When someone can’t see how one choice is unlike another, or when there are too many choices to compare and contrast, the process of choosing can be confusing and frustrating. Instead of making better choices, we become overwhelmed by choice, sometimes even afraid of it. Choice no longer offers opportunities, but imposes constraints. It’s not a marker of liberation, but of suffocation by meaningless minutia. In other words, choice can develop into the very opposite of everything it represents in America, when it is thrust up on those who are insufficiently prepared for it.

Her point is well taken that a sudden overabundance of choice can be confusing and frustrating to those whose decision-making faculties have been stunted by years of repression, but her attitude is convoluted. Choice is not the villain here. Choice was not “thrust upon those who were insufficiently prepared for it”. Rather, a cadre of communist despots thrust the absence of choice on those people by force, thereby causing their impreparation for what, in freer countries, is simply the state of nature.  Read the rest of this entry »
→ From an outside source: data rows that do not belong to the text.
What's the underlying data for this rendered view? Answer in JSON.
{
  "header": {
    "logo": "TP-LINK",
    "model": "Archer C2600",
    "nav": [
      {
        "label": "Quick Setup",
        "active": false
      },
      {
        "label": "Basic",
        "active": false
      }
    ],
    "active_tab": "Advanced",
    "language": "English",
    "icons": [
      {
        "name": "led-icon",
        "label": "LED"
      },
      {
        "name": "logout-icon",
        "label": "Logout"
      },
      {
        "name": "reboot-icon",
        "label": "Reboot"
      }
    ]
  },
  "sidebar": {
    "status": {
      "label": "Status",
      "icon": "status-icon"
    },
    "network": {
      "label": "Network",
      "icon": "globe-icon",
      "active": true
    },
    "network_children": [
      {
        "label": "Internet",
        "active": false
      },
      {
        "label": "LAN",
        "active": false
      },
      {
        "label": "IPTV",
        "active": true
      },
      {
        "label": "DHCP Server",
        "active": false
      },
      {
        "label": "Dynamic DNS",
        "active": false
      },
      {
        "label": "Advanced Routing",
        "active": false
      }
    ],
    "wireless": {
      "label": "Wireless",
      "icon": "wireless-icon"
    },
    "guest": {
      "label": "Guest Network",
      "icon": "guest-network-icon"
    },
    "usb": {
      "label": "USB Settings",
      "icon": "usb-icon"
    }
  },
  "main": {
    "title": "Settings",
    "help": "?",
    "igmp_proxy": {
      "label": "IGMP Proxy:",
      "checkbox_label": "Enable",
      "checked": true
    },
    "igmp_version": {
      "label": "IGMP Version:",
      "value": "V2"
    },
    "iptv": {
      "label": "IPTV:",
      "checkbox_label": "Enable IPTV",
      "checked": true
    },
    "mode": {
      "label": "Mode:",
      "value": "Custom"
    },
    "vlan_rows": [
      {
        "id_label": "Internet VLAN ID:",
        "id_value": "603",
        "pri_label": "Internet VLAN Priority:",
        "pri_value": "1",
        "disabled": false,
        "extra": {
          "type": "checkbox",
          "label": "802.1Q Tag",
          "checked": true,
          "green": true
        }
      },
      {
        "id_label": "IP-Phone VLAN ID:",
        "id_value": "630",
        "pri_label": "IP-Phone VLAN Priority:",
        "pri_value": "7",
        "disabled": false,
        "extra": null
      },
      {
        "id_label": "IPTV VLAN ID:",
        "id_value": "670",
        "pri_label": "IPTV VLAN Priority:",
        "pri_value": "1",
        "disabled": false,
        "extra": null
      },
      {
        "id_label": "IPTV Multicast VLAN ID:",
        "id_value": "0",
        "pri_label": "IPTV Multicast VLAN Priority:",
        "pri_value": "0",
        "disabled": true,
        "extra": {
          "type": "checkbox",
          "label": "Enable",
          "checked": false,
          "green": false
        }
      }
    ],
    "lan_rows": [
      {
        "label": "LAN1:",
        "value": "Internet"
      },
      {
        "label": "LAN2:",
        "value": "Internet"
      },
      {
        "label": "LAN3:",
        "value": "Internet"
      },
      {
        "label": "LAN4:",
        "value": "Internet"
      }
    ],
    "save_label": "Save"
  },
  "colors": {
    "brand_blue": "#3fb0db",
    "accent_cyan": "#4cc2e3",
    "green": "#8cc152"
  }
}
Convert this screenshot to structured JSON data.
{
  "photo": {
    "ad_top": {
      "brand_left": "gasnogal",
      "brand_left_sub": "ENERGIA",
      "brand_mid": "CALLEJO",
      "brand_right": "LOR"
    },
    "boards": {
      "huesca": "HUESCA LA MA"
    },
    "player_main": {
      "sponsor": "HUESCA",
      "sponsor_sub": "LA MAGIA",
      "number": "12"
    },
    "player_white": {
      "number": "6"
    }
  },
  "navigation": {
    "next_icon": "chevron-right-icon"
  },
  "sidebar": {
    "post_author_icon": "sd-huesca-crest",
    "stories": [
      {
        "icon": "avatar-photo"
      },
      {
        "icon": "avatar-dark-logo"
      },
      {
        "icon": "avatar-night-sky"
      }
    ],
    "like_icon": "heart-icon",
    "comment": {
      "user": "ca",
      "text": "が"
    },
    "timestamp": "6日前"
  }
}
Links for March 21, 2010: Backlog O’Links 2

March 13, 2011
  • It just makes sense.

  • But it’s been a challenge to convince anyone otherwise. “This is the heart of the problem—money from the Byrne grants,” Piper says. It’s money for overtime. Money for promotions. It’s policing for profit.”
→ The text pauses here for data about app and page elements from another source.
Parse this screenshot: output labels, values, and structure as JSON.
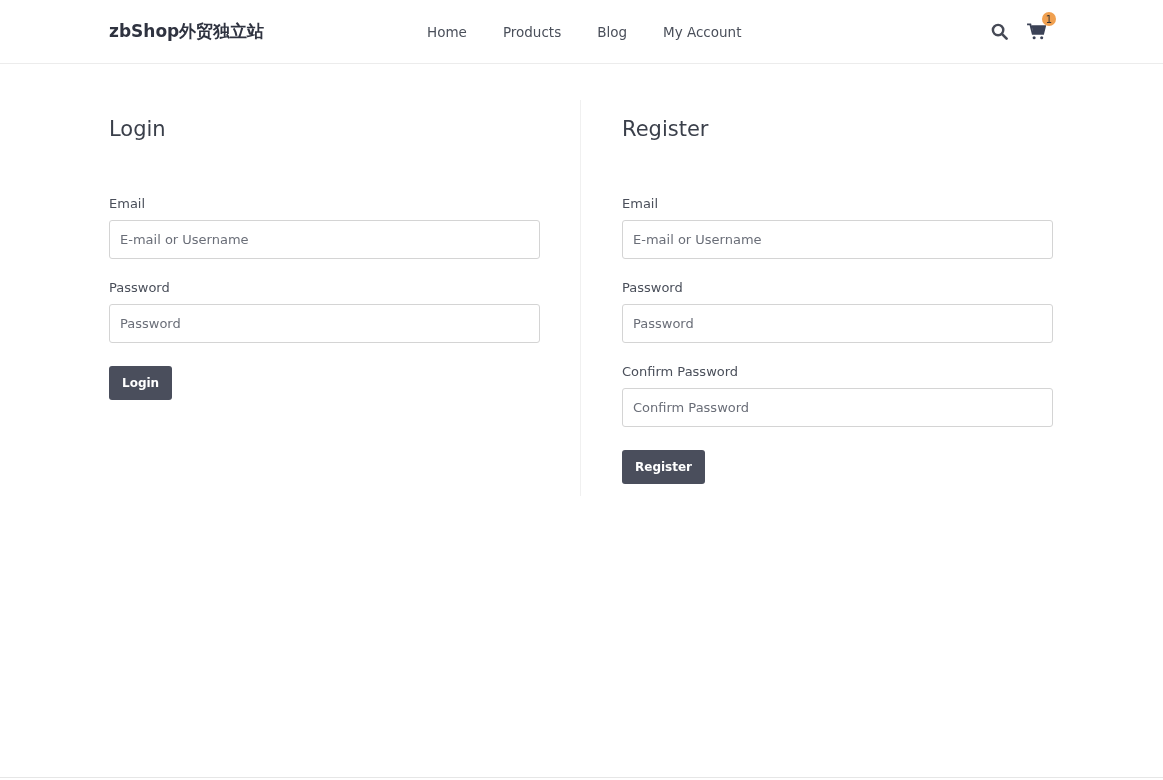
{
  "header": {
    "brand": "zbShop外贸独立站",
    "nav": [
      {
        "label": "Home"
      },
      {
        "label": "Products"
      },
      {
        "label": "Blog"
      },
      {
        "label": "My Account"
      }
    ],
    "cart_count": "1"
  },
  "forms": [
    {
      "title": "Login",
      "fields": [
        {
          "label": "Email",
          "placeholder": "E-mail or Username"
        },
        {
          "label": "Password",
          "placeholder": "Password"
        }
      ],
      "button": "Login"
    },
    {
      "title": "Register",
      "fields": [
        {
          "label": "Email",
          "placeholder": "E-mail or Username"
        },
        {
          "label": "Password",
          "placeholder": "Password"
        },
        {
          "label": "Confirm Password",
          "placeholder": "Confirm Password"
        }
      ],
      "button": "Register"
    }
  ]
}
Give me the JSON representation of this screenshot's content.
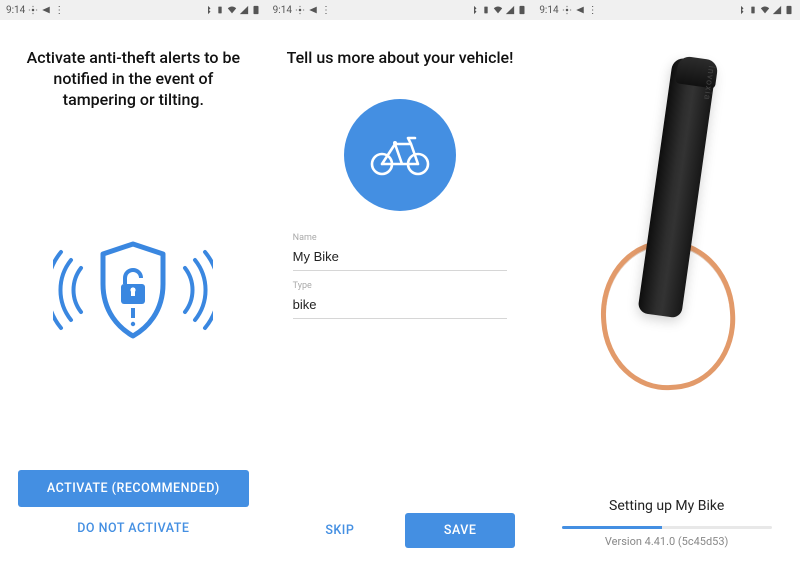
{
  "status": {
    "time": "9:14",
    "icons": [
      "gps",
      "voicemail",
      "bluetooth",
      "vibrate",
      "data",
      "wifi",
      "signal",
      "battery"
    ]
  },
  "screen1": {
    "heading": "Activate anti-theft alerts to be notified in the event of tampering or tilting.",
    "activate": "Activate (Recommended)",
    "skip": "Do not activate"
  },
  "screen2": {
    "heading": "Tell us more about your vehicle!",
    "icon": "bike",
    "nameLabel": "Name",
    "nameValue": "My Bike",
    "typeLabel": "Type",
    "typeValue": "bike",
    "skip": "Skip",
    "save": "Save"
  },
  "screen3": {
    "brand": "invoxia",
    "status": "Setting up My Bike",
    "progressPercent": 48,
    "versionPrefix": "Version",
    "version": "4.41.0 (5c45d53)"
  }
}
    This great Philadelphia Weekly cover story highlights the embarrassing racial disparity among marijuana arrestees. There is also a great discussion on police incentives to boost pot arrests to show they are making use of stimulus money. And for what? Marijuana prohibition is simply crooked all around.   Read the rest of this entry »


  • Links for December 6, 2010: On Private Roads, Truffles, and Fiji Water
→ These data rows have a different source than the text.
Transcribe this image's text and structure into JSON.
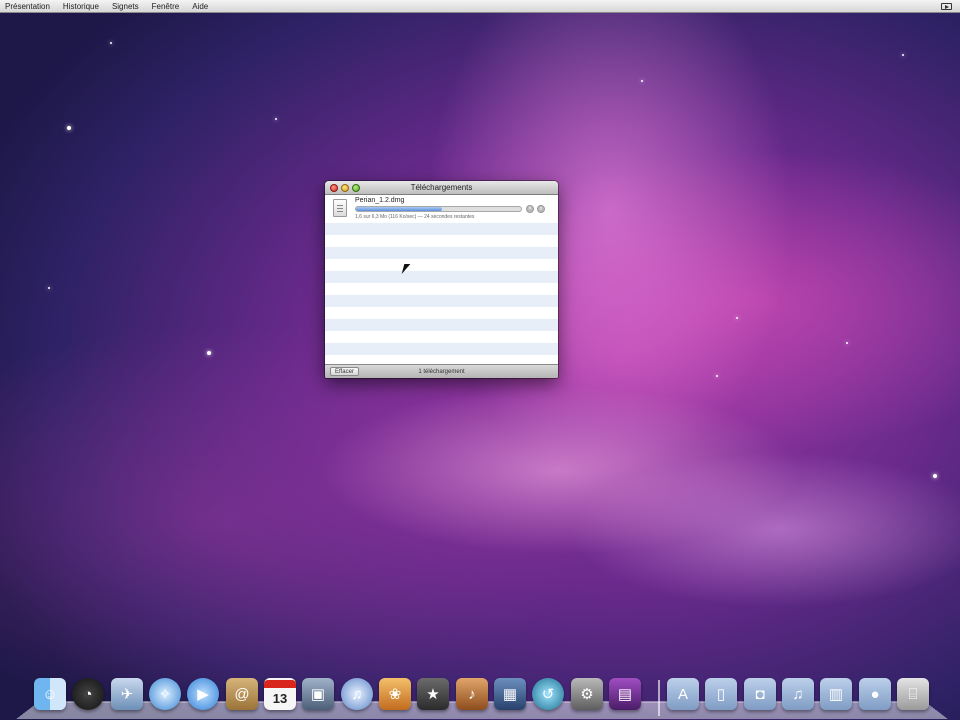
{
  "menubar": {
    "items": [
      "Présentation",
      "Historique",
      "Signets",
      "Fenêtre",
      "Aide"
    ],
    "status_icon": "screen-record-icon"
  },
  "downloads_window": {
    "title": "Téléchargements",
    "file": {
      "name": "Perian_1.2.dmg",
      "status": "1,6 sur 6,3 Mo (116 Ko/sec) — 24 secondes restantes",
      "progress_fraction": 0.52
    },
    "footer": {
      "clear_label": "Effacer",
      "count_label": "1 téléchargement"
    }
  },
  "dock": {
    "items": [
      {
        "name": "finder",
        "icon": "finder-icon"
      },
      {
        "name": "dashboard",
        "icon": "dashboard-icon"
      },
      {
        "name": "mail",
        "icon": "mail-icon"
      },
      {
        "name": "safari",
        "icon": "safari-icon"
      },
      {
        "name": "ichat",
        "icon": "ichat-icon"
      },
      {
        "name": "address-book",
        "icon": "address-book-icon"
      },
      {
        "name": "ical",
        "icon": "ical-icon",
        "label": "13"
      },
      {
        "name": "preview",
        "icon": "preview-icon"
      },
      {
        "name": "itunes",
        "icon": "itunes-icon"
      },
      {
        "name": "iphoto",
        "icon": "iphoto-icon"
      },
      {
        "name": "imovie",
        "icon": "imovie-icon"
      },
      {
        "name": "garageband",
        "icon": "garageband-icon"
      },
      {
        "name": "spaces",
        "icon": "spaces-icon"
      },
      {
        "name": "time-machine",
        "icon": "time-machine-icon"
      },
      {
        "name": "system-preferences",
        "icon": "system-preferences-icon"
      },
      {
        "name": "photo-booth",
        "icon": "photo-booth-icon"
      },
      {
        "name": "applications-stack",
        "icon": "applications-folder-icon"
      },
      {
        "name": "documents-stack",
        "icon": "documents-folder-icon"
      },
      {
        "name": "pictures-stack",
        "icon": "pictures-folder-icon"
      },
      {
        "name": "music-stack",
        "icon": "music-folder-icon"
      },
      {
        "name": "movies-stack",
        "icon": "movies-folder-icon"
      },
      {
        "name": "downloads-stack",
        "icon": "downloads-folder-icon"
      },
      {
        "name": "trash",
        "icon": "trash-icon"
      }
    ]
  }
}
    December 5, 2010
  • The case for private road management is not that difficult to follow.

  • For now, though, Harper’s verdict remains in place: $750 for each of the 37 songs at issue, or $27,750.

  • "Fiji: You can't get any further away before you start coming back." ~Truman Burbank

  • Good reporting from Mother Jones today, this one from its facebook wall: Fiji’s government junta destroys one of the counrty’s most popular exports through taxation.

    Bainimarama said if no resolution is forthcoming, he “will call for international tenders from credible and reputable private sector companies to extract this valuable resource.”

    We’ll see about that….

  • White truffles [were on display last Sunday] during the traditional annual truffle auction in Alba, northern Italy, where a 900-gram white truffle was auctioned for €105 million ($143.58 million) to a Hong Kong buyer.” (Global Times, 18 November)

    Willing seller, willing buyer. The poor, huddled masses will have to settle for green giant mushrooms, sliced and canned.

  • Granted the auction proceeds were for charity, but what other food can bring in so much money and attention? What is it exactly that makes the white truffle so special?

    Emphasis Added.

  • Read the rest of this entry »


    Links for November 16, 2010: Some Psychological Stuff, Some Fallacious Stuff, others….

    November 14, 2010
    1. Another fascinating diatribe from Stefan Molyneux. My question is: does this not apply equally well to libertarians and anarchists? Is libertarianism not just another ideology?

    2. Large organizations, including government, which is of course the largest organization of all, have actually become completely disconnected with what actually matters to people. … What behavioral economics shows, time after time, is in human behavior and behavioral change there is a very strong disproportionality at work: that actually what changes our behavior and what changes our attitudes toward things is not actually proportional to the degree of expense entailed or to the degree of force that is applied.

    3. After invalidating more than 30,000 Nader-Camejo signatures on dubious and highly technical grounds – for example, because signers used informal names such as “Bill” instead of “William,” or because their current and registered addresses did not match – Commonwealth Court removed the candidates from the ballot. Then it ordered them to pay their challengers more than $80,000 in litigation costs.

    4. Read the rest of this entry »